Japan complains over U.S. military’s use of term ‘East Sea’


By Sakura Murakami and Josh Smith

TOKYO/SEOUL (Reuters) - The U.S. military landed in hot water with Japanese officials on Thursday when a spokesman used the term “East Sea” to refer to the wedge of sea between Japan, Russia, and the Korean peninsula where North Korea tested missiles earlier in the day.

“We are aware of North Korean missile launches this morning into the East Sea,” the U.S. Indo-Pacific Command spokesman Captain Mike Kafka said in the only initial official statement from the U.S. government.

North Korea launched two suspected ballistic missiles into the sea near Japan, drawing condemnation and concern from Japan, the United States, and South Korea.

The U.S. military’s use of the term “East Sea” made a splash of its own in Japan, which prefers the name “Sea of Japan”.

Deputy Chief Cabinet Secretary Manabu Sakai told a news conference that the use of East Sea was “inappropriate“.

“Japan’s stance on this issue is that ‘Sea of Japan’ is the one and only official, international name for this body of water,” he said.

“We have already made our position on this issue clear to the United States and are currently requesting a correction.”

Kafka did not immediately respond to a request for comment.

The Japanese consternation highlights the challenges for the new Biden administration, which has vowed to rebuild relations with its allies in Asia.

South Korea, which was occupied by Japan from 1910-1945, argues that the area of ocean should be known by what it sees as the neutral name “East Sea”.

The sea is also the location of islets that both South Korea and Japan claim.
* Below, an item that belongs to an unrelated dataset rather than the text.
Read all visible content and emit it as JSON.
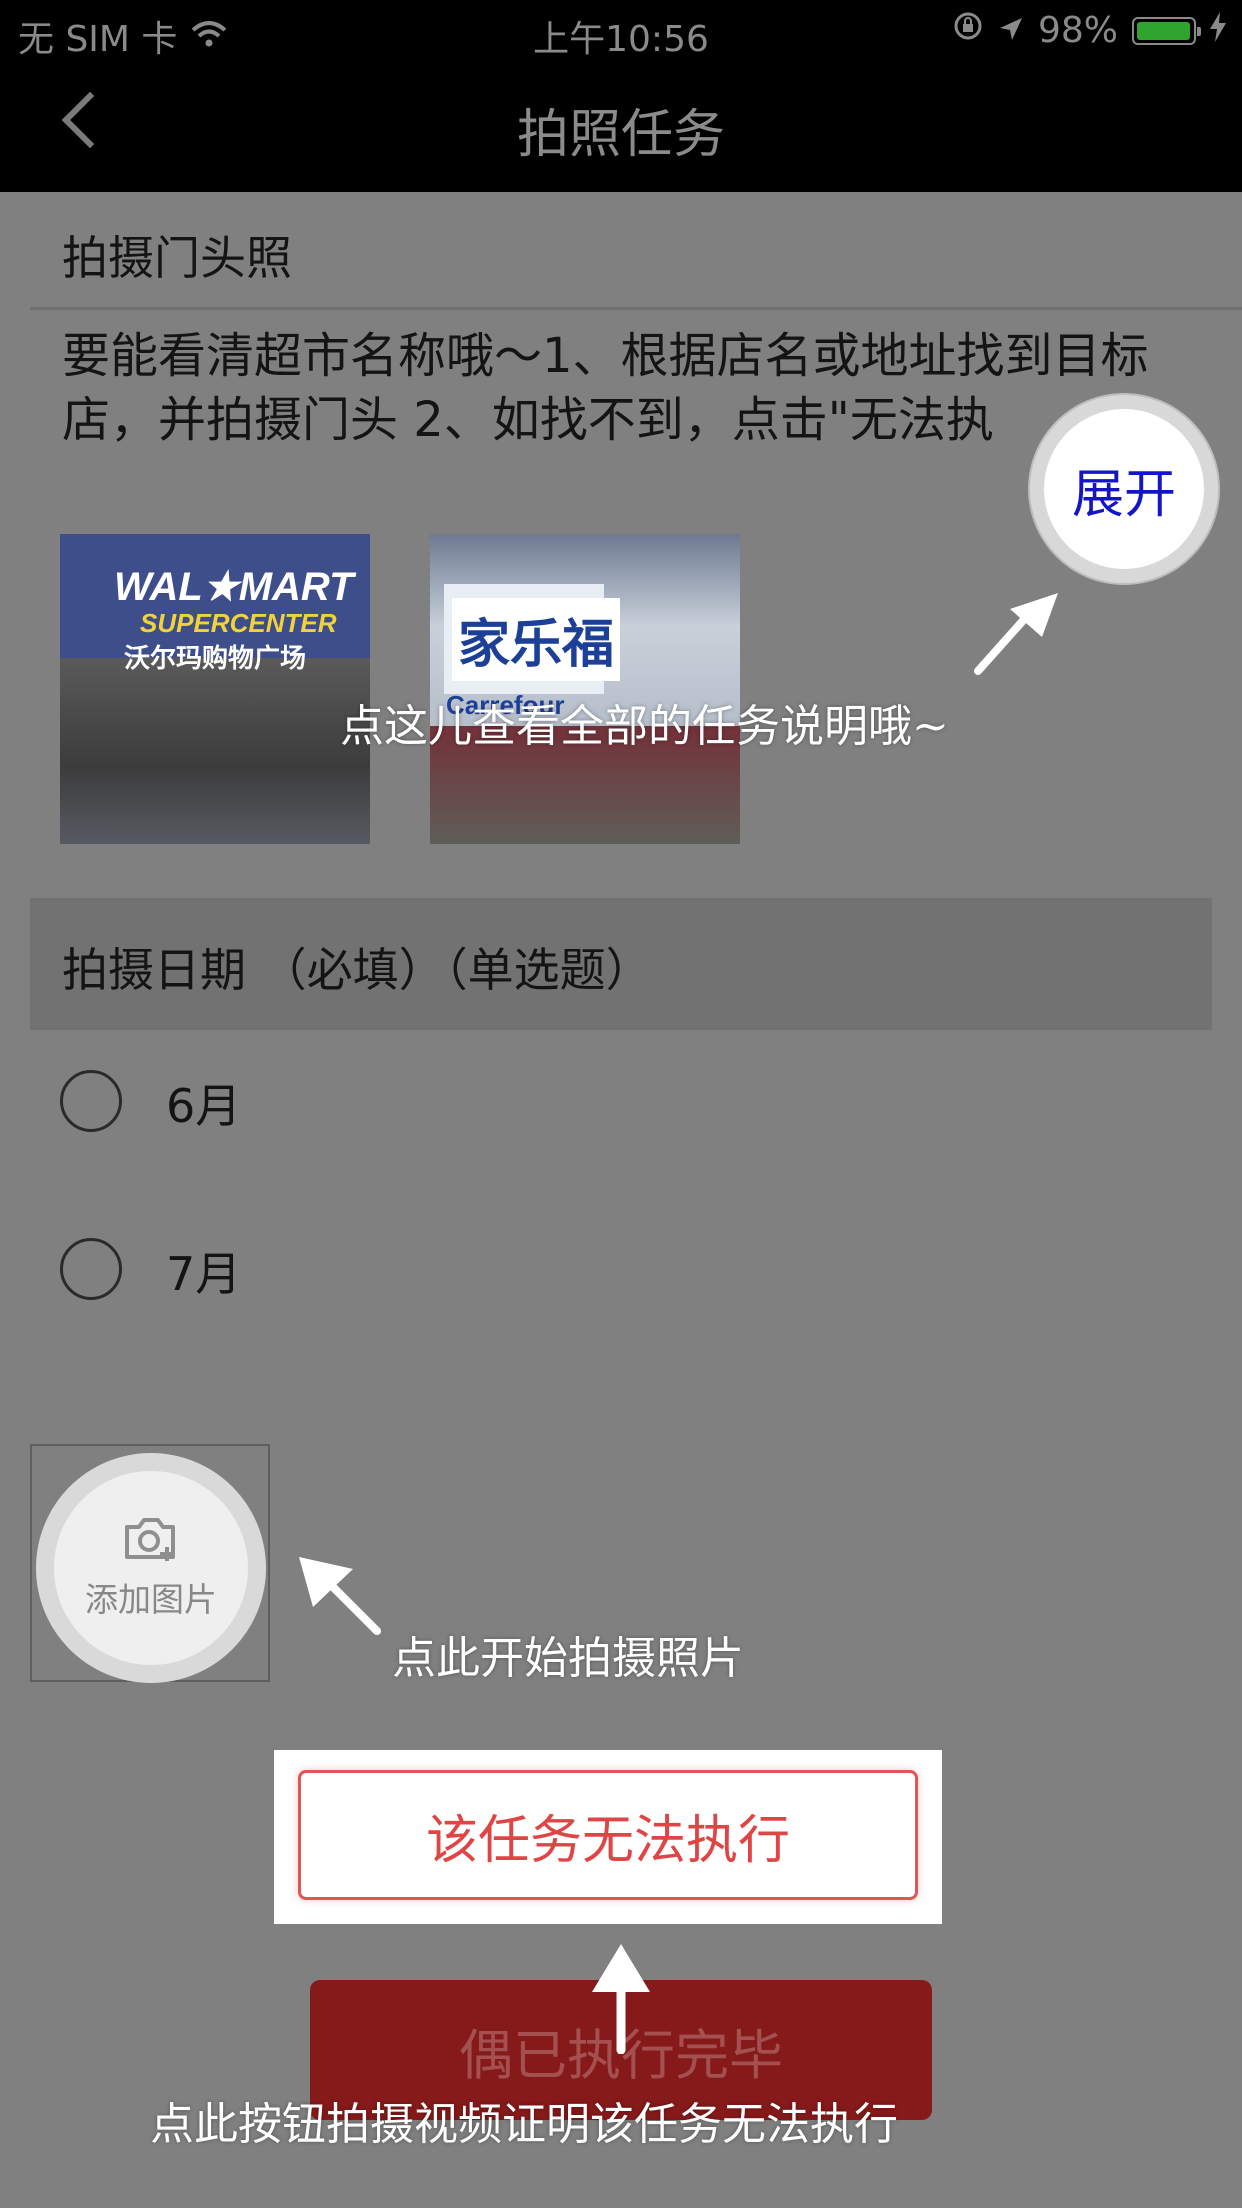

South Korea, which administers the outcrops, calls them Dokdo while Japan calls them Takeshima.

Those are just two areas of tension between the U.S. allies.

Historical and economic disputes nearly led to South Korea scrapping, in 2019, an intelligence-sharing deal with Japan that had been backed and brokered by the United States.

Rhetoric has since cooled but the disputes can flare up unexpectedly and complicate U.S. efforts to coordinate Asia strategy.

(Reporting by Josh Smith; Editing by Robert Birsel)